- United States Census Burearu. 2013.
- Starkey Hearing Foundation (US). What we do: Listen carefully [Online]. 2014 Oct. Available: http://www.starkeyhearingfoundation.org/programs#/listencarefully.
- Hearing Loss Association of America (US). Basic facts about hearing loss [Online]. 2014 Oct. Available: http://www.hearingloss.org/content/basic-facts-about-hearing-loss.
- Hearing Health Foundation (US). A salute to the veterans [Online]. 2014 Oct. Available: http://hearinghealthfoundation.org/salute_to_the_veterans.
- Cochlear Americas Hearing Aids and Cochlear Implants Recipient Survey, December 2008.
- National Institute on Deafness and Other Communication Disorders. Cochlear Implants [Internet] 2014 Aug 18 [cited 2015 Apr 13]. Available: http://www.nidcd.nih.gov/health/hearing/coch.asp

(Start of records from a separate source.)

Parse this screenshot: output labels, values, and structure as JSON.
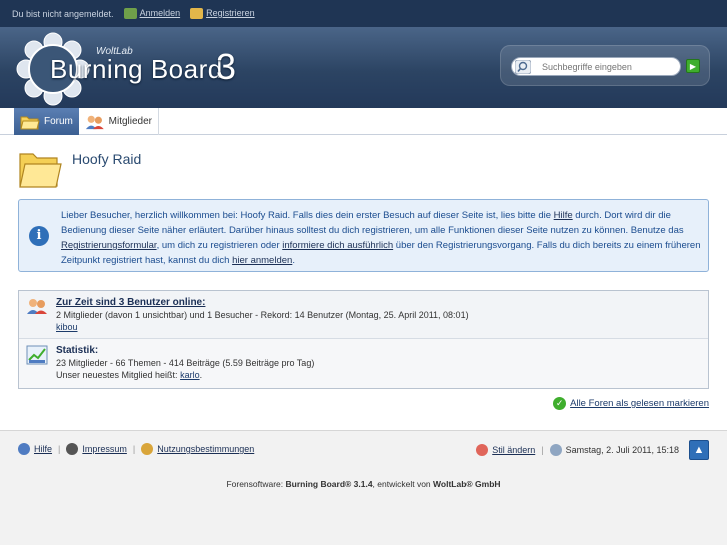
{
  "topbar": {
    "status_text": "Du bist nicht angemeldet.",
    "login_label": "Anmelden",
    "register_label": "Registrieren"
  },
  "header": {
    "logo_brand": "WoltLab",
    "logo_product": "Burning Board",
    "logo_version": "3",
    "search_placeholder": "Suchbegriffe eingeben",
    "search_go_icon": "arrow-right-icon"
  },
  "tabs": [
    {
      "label": "Forum",
      "active": true,
      "icon": "folder-icon"
    },
    {
      "label": "Mitglieder",
      "active": false,
      "icon": "members-icon"
    }
  ],
  "main": {
    "title": "Hoofy Raid",
    "info": {
      "t1": "Lieber Besucher, herzlich willkommen bei: Hoofy Raid. Falls dies dein erster Besuch auf dieser Seite ist, lies bitte die ",
      "link_help": "Hilfe",
      "t2": " durch. Dort wird dir die Bedienung dieser Seite näher erläutert. Darüber hinaus solltest du dich registrieren, um alle Funktionen dieser Seite nutzen zu können. Benutze das ",
      "link_form": "Registrierungsformular",
      "t3": ", um dich zu registrieren oder ",
      "link_more": "informiere dich ausführlich",
      "t4": " über den Registrierungsvorgang. Falls du dich bereits zu einem früheren Zeitpunkt registriert hast, kannst du dich ",
      "link_login": "hier anmelden",
      "t5": "."
    },
    "online": {
      "title": "Zur Zeit sind 3 Benutzer online:",
      "detail": "2 Mitglieder (davon 1 unsichtbar) und 1 Besucher - Rekord: 14 Benutzer (Montag, 25. April 2011, 08:01)",
      "user": "kibou"
    },
    "statistics": {
      "title": "Statistik:",
      "detail": "23 Mitglieder - 66 Themen - 414 Beiträge (5.59 Beiträge pro Tag)",
      "newest_prefix": "Unser neuestes Mitglied heißt: ",
      "newest_user": "karlo",
      "newest_suffix": "."
    },
    "mark_read_label": "Alle Foren als gelesen markieren"
  },
  "footer": {
    "links": [
      "Hilfe",
      "Impressum",
      "Nutzungsbestimmungen"
    ],
    "style_label": "Stil ändern",
    "datetime": "Samstag, 2. Juli 2011, 15:18",
    "credits_prefix": "Forensoftware: ",
    "credits_product": "Burning Board® 3.1.4",
    "credits_mid": ", entwickelt von ",
    "credits_company": "WoltLab® GmbH"
  },
  "colors": {
    "topbar": "#1f3554",
    "header_dark": "#23395a",
    "tab_active": "#3b5f92",
    "info_bg": "#e7f0fa",
    "info_text": "#1b4c8f",
    "link": "#1b2f55"
  }
}
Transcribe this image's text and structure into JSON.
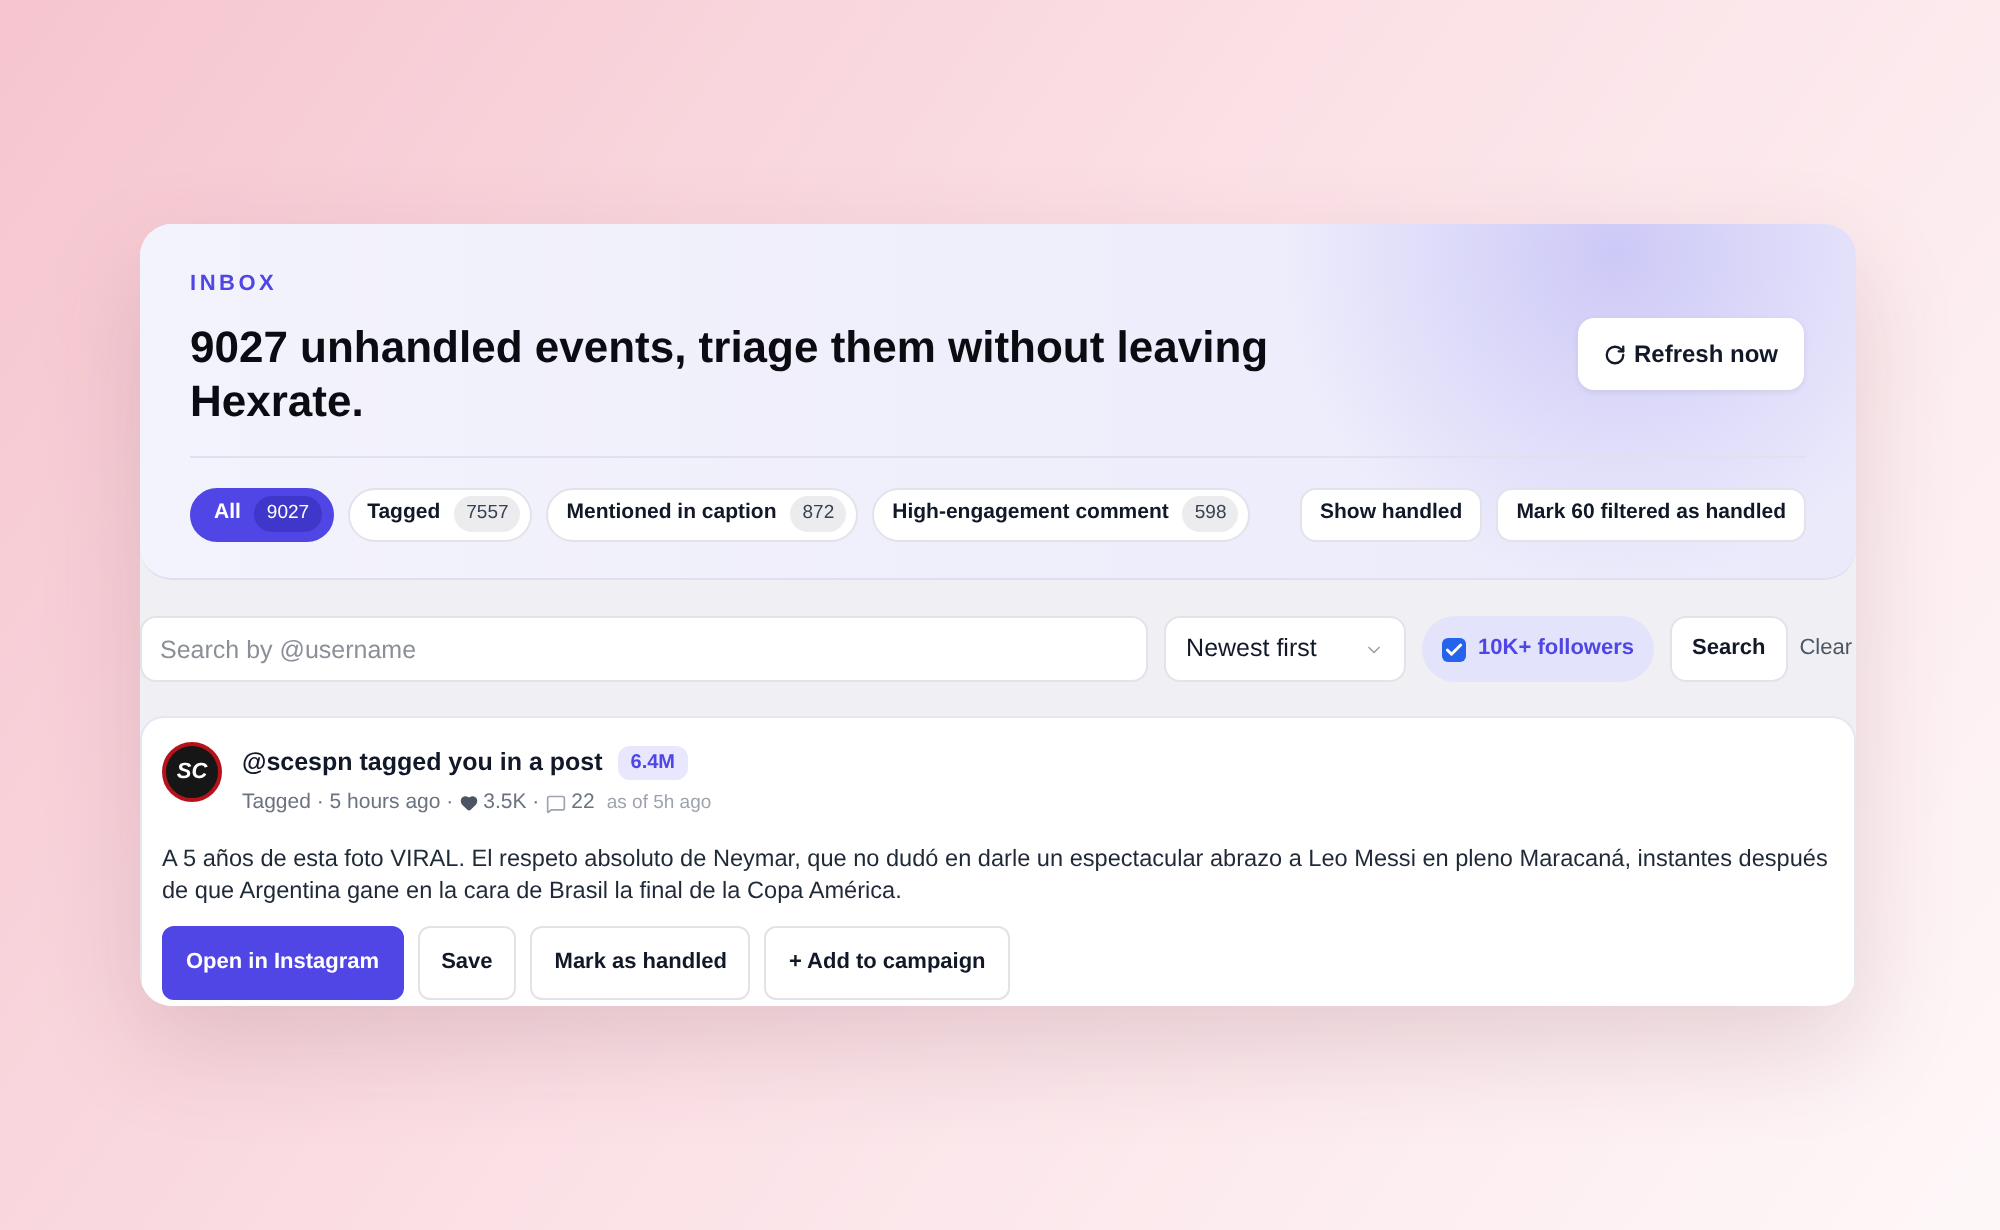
{
  "header": {
    "eyebrow": "INBOX",
    "title": "9027 unhandled events, triage them without leaving Hexrate.",
    "refresh_button": "Refresh now"
  },
  "filters": [
    {
      "label": "All",
      "count": "9027",
      "selected": true
    },
    {
      "label": "Tagged",
      "count": "7557",
      "selected": false
    },
    {
      "label": "Mentioned in caption",
      "count": "872",
      "selected": false
    },
    {
      "label": "High-engagement comment",
      "count": "598",
      "selected": false
    }
  ],
  "bulk_actions": [
    "Show handled",
    "Mark 60 filtered as handled"
  ],
  "search": {
    "placeholder": "Search by @username",
    "sort": "Newest first",
    "followers_filter": {
      "label": "10K+ followers",
      "checked": true
    },
    "search_button": "Search",
    "clear_button": "Clear"
  },
  "events": [
    {
      "avatar": "SC",
      "title": "@scespn tagged you in a post",
      "reach": "6.4M",
      "type": "Tagged",
      "separator": "·",
      "time": "5 hours ago",
      "likes": "3.5K",
      "comments": "22",
      "as_of": "as of 5h ago",
      "text": "A 5 años de esta foto VIRAL. El respeto absoluto de Neymar, que no dudó en darle un espectacular abrazo a Leo Messi en pleno Maracaná, instantes después de que Argentina gane en la cara de Brasil la final de la Copa América.",
      "actions": [
        {
          "label": "Open in Instagram",
          "kind": "primary"
        },
        {
          "label": "Save",
          "kind": "secondary"
        },
        {
          "label": "Mark as handled",
          "kind": "secondary"
        },
        {
          "label": "+ Add to campaign",
          "kind": "secondary"
        }
      ]
    }
  ]
}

- Blanchfield, B.B., et. al. (2001). The severely to profoundly hearing-impaired population in the United States: Prevalence estimates and demographics. JAAA. 12, 183-189.
- Internal Cochlear Data on File. June, 2009.